[Task prompt]
Return all lines of the data in which the string "icon" occurs.

*** Opening of Dataset ***

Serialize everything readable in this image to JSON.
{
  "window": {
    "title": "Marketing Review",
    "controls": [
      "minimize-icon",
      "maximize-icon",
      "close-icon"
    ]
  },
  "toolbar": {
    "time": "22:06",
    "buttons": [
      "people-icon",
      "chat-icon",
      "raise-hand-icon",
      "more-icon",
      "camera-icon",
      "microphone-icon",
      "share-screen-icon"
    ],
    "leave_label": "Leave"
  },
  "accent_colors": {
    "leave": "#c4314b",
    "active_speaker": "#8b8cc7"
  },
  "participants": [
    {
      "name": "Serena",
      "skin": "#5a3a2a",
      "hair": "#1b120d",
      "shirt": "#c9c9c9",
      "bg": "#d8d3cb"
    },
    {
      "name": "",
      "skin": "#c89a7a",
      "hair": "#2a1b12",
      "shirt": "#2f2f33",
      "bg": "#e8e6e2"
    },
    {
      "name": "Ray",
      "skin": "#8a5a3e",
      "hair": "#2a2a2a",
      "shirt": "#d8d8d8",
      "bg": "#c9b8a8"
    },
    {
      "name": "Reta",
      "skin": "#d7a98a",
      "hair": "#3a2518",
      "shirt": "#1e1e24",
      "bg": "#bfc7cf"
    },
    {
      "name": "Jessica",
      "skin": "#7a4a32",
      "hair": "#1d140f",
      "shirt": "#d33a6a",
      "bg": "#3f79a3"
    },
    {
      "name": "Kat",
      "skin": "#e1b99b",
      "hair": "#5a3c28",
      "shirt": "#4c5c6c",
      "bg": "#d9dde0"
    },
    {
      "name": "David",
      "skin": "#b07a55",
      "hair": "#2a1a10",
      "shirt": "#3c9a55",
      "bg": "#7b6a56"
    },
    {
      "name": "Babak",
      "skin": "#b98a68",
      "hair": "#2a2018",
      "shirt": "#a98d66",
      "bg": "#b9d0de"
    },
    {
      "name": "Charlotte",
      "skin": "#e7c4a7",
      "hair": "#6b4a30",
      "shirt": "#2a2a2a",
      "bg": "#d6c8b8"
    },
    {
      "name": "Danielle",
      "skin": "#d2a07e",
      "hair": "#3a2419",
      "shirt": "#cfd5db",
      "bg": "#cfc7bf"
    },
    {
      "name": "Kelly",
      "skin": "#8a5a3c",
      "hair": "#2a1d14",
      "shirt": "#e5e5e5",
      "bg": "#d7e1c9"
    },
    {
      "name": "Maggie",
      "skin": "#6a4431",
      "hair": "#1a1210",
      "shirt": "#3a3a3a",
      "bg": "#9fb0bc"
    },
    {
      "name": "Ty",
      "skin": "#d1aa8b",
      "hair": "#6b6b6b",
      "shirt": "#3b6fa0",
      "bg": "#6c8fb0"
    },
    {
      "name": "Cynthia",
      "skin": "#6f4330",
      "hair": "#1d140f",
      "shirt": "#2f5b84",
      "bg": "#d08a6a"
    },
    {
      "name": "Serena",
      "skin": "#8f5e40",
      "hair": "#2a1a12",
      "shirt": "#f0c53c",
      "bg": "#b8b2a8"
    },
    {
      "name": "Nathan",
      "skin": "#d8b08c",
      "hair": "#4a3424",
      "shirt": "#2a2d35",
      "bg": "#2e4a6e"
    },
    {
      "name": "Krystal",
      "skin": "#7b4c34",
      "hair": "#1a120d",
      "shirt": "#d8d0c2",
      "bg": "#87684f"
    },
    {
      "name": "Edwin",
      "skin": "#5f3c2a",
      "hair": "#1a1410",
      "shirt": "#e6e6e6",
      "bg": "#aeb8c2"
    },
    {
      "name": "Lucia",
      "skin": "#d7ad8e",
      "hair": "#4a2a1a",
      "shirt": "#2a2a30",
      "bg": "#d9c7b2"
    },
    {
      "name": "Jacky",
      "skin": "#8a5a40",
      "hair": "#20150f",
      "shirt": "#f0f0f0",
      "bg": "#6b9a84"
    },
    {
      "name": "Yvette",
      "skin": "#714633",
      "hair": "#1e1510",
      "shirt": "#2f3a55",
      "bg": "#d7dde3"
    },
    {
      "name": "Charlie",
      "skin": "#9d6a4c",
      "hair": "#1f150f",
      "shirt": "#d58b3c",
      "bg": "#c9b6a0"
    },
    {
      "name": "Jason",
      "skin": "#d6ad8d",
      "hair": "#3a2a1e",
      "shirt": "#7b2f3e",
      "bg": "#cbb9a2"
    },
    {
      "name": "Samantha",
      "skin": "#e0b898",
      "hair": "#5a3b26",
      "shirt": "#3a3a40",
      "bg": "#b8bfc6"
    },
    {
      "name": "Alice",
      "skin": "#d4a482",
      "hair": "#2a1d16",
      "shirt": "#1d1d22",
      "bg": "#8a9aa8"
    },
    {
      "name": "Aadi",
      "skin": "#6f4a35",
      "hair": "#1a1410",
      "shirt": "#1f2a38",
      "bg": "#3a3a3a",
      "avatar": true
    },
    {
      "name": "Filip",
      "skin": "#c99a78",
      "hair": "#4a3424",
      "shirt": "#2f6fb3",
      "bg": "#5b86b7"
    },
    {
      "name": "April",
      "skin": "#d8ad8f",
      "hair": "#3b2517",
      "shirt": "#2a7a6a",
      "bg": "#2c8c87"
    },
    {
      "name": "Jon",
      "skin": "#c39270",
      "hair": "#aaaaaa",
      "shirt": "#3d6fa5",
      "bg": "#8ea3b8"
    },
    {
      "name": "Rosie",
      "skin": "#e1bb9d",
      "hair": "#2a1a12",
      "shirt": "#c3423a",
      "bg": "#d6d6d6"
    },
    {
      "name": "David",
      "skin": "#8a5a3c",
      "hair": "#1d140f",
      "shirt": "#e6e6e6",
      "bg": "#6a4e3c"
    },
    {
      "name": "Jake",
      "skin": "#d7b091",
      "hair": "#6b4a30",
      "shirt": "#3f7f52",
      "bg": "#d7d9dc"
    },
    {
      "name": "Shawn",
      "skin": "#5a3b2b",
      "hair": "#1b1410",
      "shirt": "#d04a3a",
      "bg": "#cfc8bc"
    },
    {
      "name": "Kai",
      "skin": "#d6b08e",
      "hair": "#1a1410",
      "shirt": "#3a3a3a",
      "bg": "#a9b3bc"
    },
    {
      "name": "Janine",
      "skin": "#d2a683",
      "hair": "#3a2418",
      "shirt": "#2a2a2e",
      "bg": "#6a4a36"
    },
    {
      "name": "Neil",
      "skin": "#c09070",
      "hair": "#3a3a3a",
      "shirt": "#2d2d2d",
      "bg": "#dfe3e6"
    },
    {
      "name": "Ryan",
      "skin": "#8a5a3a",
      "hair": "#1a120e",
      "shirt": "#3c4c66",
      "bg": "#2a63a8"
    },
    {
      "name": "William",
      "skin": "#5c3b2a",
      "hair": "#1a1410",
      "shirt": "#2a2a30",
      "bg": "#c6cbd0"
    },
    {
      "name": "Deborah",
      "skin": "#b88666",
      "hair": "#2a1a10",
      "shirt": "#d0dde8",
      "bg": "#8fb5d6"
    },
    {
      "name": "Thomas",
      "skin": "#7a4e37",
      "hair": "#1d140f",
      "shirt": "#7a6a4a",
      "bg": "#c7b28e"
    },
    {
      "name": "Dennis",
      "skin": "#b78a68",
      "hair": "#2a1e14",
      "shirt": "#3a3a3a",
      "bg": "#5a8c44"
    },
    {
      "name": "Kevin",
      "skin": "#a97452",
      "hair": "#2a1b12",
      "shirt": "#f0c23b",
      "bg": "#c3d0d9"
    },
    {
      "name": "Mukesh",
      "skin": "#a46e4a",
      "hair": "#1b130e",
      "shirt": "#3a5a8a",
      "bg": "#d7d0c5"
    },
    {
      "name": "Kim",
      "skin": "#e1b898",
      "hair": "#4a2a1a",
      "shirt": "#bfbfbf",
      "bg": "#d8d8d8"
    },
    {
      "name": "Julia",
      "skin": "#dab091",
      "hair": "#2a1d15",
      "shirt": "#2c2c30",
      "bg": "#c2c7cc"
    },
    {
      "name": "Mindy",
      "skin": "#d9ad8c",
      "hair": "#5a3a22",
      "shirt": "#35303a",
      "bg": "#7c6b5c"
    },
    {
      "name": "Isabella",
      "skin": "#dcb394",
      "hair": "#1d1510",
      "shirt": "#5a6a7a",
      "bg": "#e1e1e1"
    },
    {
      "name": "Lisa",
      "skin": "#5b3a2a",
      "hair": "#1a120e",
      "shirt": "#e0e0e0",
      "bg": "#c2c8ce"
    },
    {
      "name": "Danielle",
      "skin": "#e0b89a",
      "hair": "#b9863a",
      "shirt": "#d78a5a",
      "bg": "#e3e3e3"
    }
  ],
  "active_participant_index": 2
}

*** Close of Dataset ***

[Result]
      "minimize-icon",
      "maximize-icon",
      "close-icon"
      "people-icon",
      "chat-icon",
      "raise-hand-icon",
      "more-icon",
      "camera-icon",
      "microphone-icon",
      "share-screen-icon"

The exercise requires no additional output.